By Trevor Amicone
This weekend, the first BCS standings of the 2011 year were released. These standings will eventually determine who gets to play for a national championship at the end of the season. A messy conglomeration of computer calculations and votes from coaches and journalists is what will determine the best two teams in college football. It will have very little to do with what happens on the field.
That could lead to a completely different discussion about the BCS and why we need a playoff system, but I just want to talk about one aspect of the BCS formula: polls and the ridiculousness of the weight they are given in determining the best team in college football.

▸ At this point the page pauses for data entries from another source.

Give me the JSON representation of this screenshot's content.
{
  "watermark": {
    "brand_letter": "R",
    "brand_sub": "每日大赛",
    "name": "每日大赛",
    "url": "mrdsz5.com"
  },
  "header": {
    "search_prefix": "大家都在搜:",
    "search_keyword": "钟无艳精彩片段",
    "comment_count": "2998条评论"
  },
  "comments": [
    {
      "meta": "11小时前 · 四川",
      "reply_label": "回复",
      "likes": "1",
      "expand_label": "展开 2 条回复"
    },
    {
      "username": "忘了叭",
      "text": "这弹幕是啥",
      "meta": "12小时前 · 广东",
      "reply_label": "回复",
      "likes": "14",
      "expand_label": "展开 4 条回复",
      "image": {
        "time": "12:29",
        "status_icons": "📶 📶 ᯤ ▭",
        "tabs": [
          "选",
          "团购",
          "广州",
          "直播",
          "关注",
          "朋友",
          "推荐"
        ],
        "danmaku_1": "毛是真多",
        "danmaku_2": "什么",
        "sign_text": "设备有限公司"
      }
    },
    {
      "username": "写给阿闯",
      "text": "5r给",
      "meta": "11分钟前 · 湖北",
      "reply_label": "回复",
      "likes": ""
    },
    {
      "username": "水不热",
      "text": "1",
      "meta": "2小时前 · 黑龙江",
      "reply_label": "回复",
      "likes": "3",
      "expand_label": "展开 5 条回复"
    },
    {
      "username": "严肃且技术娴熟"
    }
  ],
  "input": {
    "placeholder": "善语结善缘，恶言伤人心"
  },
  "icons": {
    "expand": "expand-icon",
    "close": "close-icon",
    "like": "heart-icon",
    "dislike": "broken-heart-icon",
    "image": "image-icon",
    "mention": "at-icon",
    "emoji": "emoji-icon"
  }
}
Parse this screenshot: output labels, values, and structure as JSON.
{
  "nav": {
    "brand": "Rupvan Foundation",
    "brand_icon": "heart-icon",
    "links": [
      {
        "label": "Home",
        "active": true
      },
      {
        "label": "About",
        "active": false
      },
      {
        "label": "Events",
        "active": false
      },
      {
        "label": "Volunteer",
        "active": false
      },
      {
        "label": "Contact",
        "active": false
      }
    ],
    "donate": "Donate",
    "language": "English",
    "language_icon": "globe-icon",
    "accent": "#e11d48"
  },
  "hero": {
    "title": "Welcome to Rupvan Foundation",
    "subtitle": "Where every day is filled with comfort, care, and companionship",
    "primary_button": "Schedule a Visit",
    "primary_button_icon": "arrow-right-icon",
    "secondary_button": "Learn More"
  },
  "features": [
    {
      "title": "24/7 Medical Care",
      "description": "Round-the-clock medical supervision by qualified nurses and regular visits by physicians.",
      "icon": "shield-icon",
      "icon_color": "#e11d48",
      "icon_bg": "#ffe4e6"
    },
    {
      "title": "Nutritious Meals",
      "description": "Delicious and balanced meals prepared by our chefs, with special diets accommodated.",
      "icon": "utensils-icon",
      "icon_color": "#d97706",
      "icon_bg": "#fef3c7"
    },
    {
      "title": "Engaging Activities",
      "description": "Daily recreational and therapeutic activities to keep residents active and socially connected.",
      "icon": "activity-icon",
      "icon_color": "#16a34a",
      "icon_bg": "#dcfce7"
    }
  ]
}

There are two things that I hear college football analysts say all the time that make me want to pull my hair out. The first is “well, So-and-So didn’t make it into the national championship game because they didn’t start highly ranked enough.”
That’s the bogus BCS principle that kept Utah from getting a chance in 2008 and Auburn in 2004. Essentially what those analysts are saying is “well, we didn’t know they were that
good before the season started.”
That’s not a good reason to keep a team out of the national championship game. A bunch of computers and a bunch of journalists who think they are computers decided you weren’t good enough before you even took a snap. Good logic.
The second one I hear is “well, So-and-So lost early enough in the season that they can get themselves back into the national championship game.”
So because a team can work its way up a poll, a team that loses in its conference-title game to a better team will get passed up by a team that lost to a lesser opponent because it did so earlier in the season. Makes sense.
Maybe I can put it better. For this argument’s sake, let’s say a team like Oklahoma would have lost to Missouri (an unranked team) in the third game of the season this year, but then won the rest of the games it played this season. Meanwhile, let’s say a team like Alabama goes undefeated until the SEC championship game, where it gets beat by a top-10 team. If either of these two teams were to get a shot at the national title game, guess who it would be? That’s right, Oklahoma. Why? Because they lost earlier in the season. It matters not that the Sooners would have lost to an inferior opponent than the Crimson Tide. They lost earlier, so they would have climbed back into the conversation, while ‘Bama would have lost on the last game of the season, so it would drop out of the conversation with no time to climb back into it.
If I had every column inch of this newspaper, we could talk more about how ludicrous the poll system is as a means of determining a national champion, but I don’t. Maybe we need a playoff or a plus-one system. Who knows, but there has to be some other way to figure this all out other than a popularity contest.